White House Press Secretary Robert Gibbs insisted on Sunday that the administration remains committed to trying Khalid Sheikh Mohammed and securing a death sentence. But for the first time in the lengthy debate over what judicial rights should be granted to terrorists, Gibbs hedged about whether the 9/11 planner and others will be tried in civilian or military court.
Pressed by CNN's John King on whether the White House remained committed to the civilian court route -- despite tough criticism from Republicans and concerns among Democrats over costs -- Gibbs initially dodged.
"He will be brought to justice and he is likely be executed for the heinous crimes he has committed in masterminding the killing of 3,000 Americans," he told on CNN's "State of the Union." "That you can be sure of."

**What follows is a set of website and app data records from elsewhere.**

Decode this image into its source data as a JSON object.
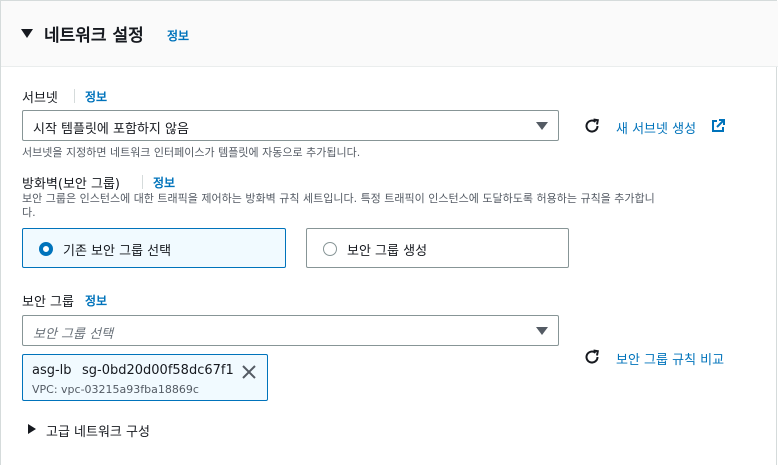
{
  "section": {
    "title": "네트워크 설정",
    "info": "정보"
  },
  "subnet": {
    "label": "서브넷",
    "info": "정보",
    "selected": "시작 템플릿에 포함하지 않음",
    "description": "서브넷을 지정하면 네트워크 인터페이스가 템플릿에 자동으로 추가됩니다.",
    "create_link": "새 서브넷 생성"
  },
  "firewall": {
    "label": "방화벽(보안 그룹)",
    "info": "정보",
    "description_line1": "보안 그룹은 인스턴스에 대한 트래픽을 제어하는 방화벽 규칙 세트입니다. 특정 트래픽이 인스턴스에 도달하도록 허용하는 규칙을 추가합니",
    "description_line2": "다.",
    "option_existing": "기존 보안 그룹 선택",
    "option_create": "보안 그룹 생성",
    "selected_option": "existing"
  },
  "security_group": {
    "label": "보안 그룹",
    "info": "정보",
    "placeholder": "보안 그룹 선택",
    "compare_link": "보안 그룹 규칙 비교",
    "token": {
      "name": "asg-lb",
      "id": "sg-0bd20d00f58dc67f1",
      "vpc": "VPC: vpc-03215a93fba18869c"
    }
  },
  "advanced": {
    "label": "고급 네트워크 구성"
  },
  "colors": {
    "link": "#0073bb",
    "border": "#879596",
    "selected_bg": "#f1faff"
  }
}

Pressed further, Gibbs finally replied: "The Attorney General believes the best place to do this is in an American courtroom" -- hardly a definitive endorsement of the civilian system.
The hesitancy in Gibb's response comes as other administration officials have acknowledged that concerns over security and costs could make a trial of KSM in New York City improbable if not impossible.
As Gibbs noted, much of the Republican critique represents a double standard. The Bush administration held several high-profile terrorist trials in civilian courts. Nevertheless, appearing after him on CNN, Senate Minority Leader Mitch McConnell (R-KY) pledged to do everything in his power to stop the Obama administration from holding the KSM trials in New York, including efforts to block funds for the trial.
"Yes, absolutely," said the Kentucky Republican. "And I think that will be done on a bipartisan basis."
"The only time the administration ever cites the previous administration is to mention there was some terrorist tried in U.S. courts," McConnell said earlier. "We now know that was a mistake."